Anti-missile systems are all the rage in northeast Asia these days, as North Korea’s renewed belligerence stirs fear in South Korea and Japan. Seoul and Tokyo typically do not collaborate on military operations, but they now plan to conduct joint anti-missile exercises with the United States. CNN reports:
The three countries will practice “detecting and tracing a hypothetical North Korean missile,” said a ministry official. But the drill will not involve firing an actual missile to practice interception. Instead, the drill will be focused on the exchange of information among the units involved.
Pentagon spokesman Maj. Jamie Davis said he could not comment on specifics, but the exercise would be held on the sidelines of the Rim of the Pacific Exercise (RIMPAC) event in June.
Headquartered in Hawaii, RIMPAC is described by the U.S. Navy as “the world’s largest international maritime warfare exercise.”
The exercises were developed within the context of an information-sharing agreement signed by the three countries in December of 2014, Davis said.

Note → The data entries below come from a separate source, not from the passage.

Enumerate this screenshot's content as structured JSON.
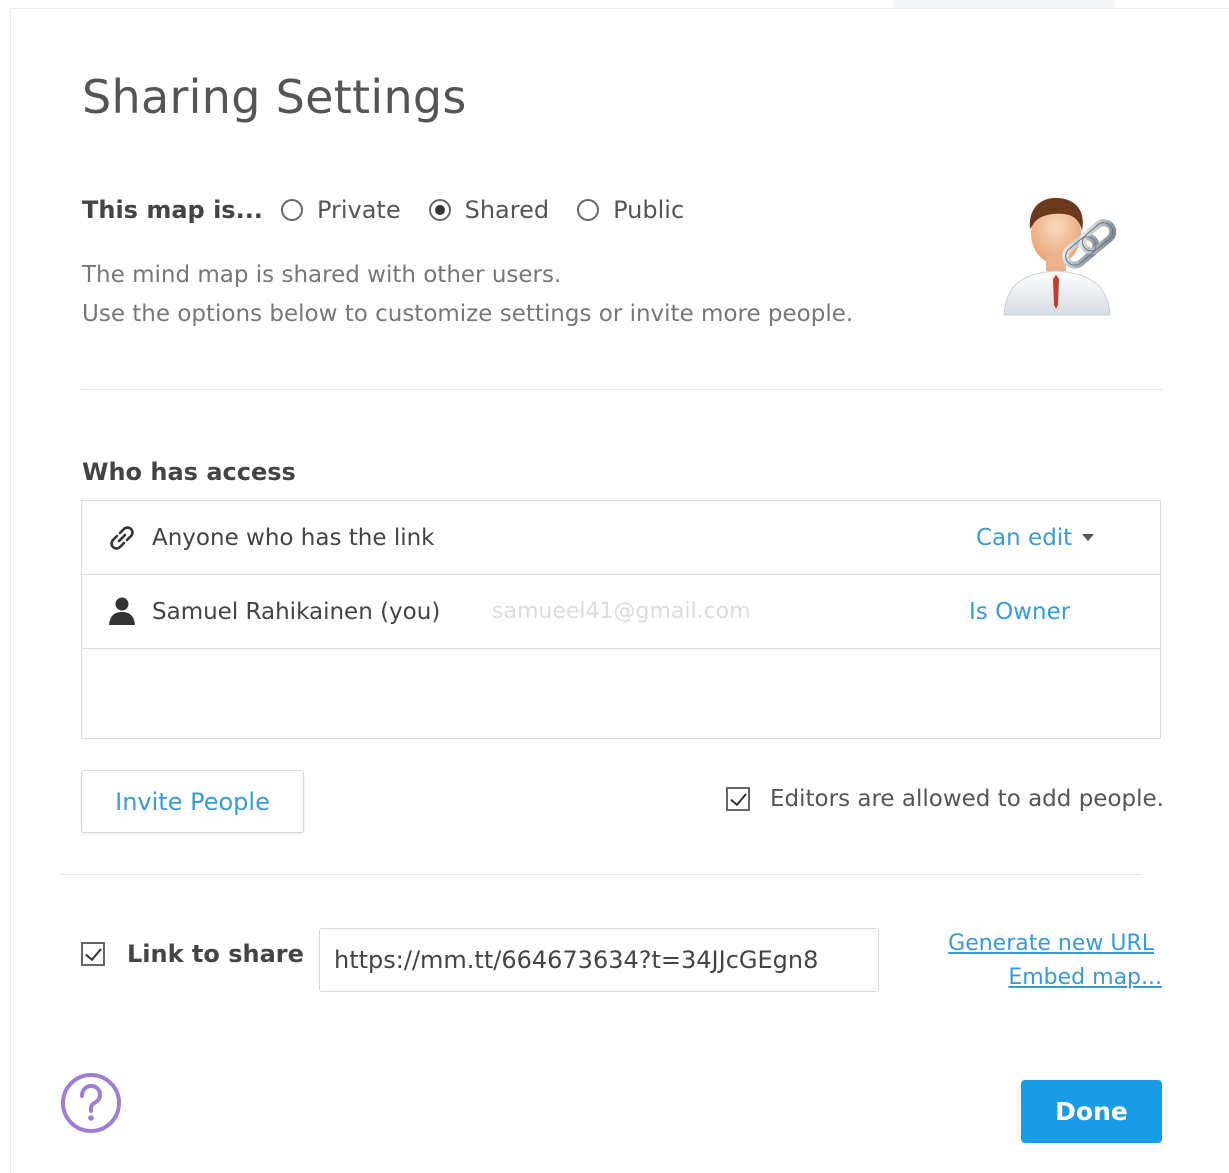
{
  "dialog": {
    "title": "Sharing Settings"
  },
  "privacy": {
    "label": "This map is...",
    "options": [
      {
        "label": "Private",
        "checked": false
      },
      {
        "label": "Shared",
        "checked": true
      },
      {
        "label": "Public",
        "checked": false
      }
    ],
    "description_line1": "The mind map is shared with other users.",
    "description_line2": "Use the options below to customize settings or invite more people."
  },
  "access": {
    "title": "Who has access",
    "rows": [
      {
        "icon": "link-icon",
        "name": "Anyone who has the link",
        "email": "",
        "permission": "Can edit"
      },
      {
        "icon": "user-icon",
        "name": "Samuel Rahikainen (you)",
        "email": "samueel41@gmail.com",
        "permission": "Is Owner"
      }
    ]
  },
  "invite": {
    "button_label": "Invite People",
    "editors_checkbox_label": "Editors are allowed to add people.",
    "editors_checked": true
  },
  "share_link": {
    "checkbox_label": "Link to share",
    "checked": true,
    "url": "https://mm.tt/664673634?t=34JJcGEgn8",
    "generate_label": "Generate new URL",
    "embed_label": "Embed map..."
  },
  "footer": {
    "done_label": "Done",
    "help_icon": "question-circle-icon"
  },
  "colors": {
    "accent": "#3a9ad9",
    "primary_button": "#1a9be6",
    "help_icon": "#9b7fd6"
  }
}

Since North Korea conducted a nuclear test in early January, we have watched Japan and South Korea move closer to the United States and to each other. The big loser in all of this, of course, is China. Beijing has either been unwilling or unable to restrain Pyongyang, and that makes Seoul and Tokyo run to Washington. Prior to North Korea’s misbehavior, South Korean President Park Geun-hye had been practically kowtowing to President Xi Jinping in the hopes of improving relations with China. No longer.
South Korea has long concluded that North Korea can launch a nuclear warhead capable of hitting Seoul and much of Japan. Last week, the U.S. said it agreed with that assessment. The cooperation between Japan and South Korea, which retired American General Spider Marks called “unprecedented”, reflects how much the rules of Asian geopolitics have changed.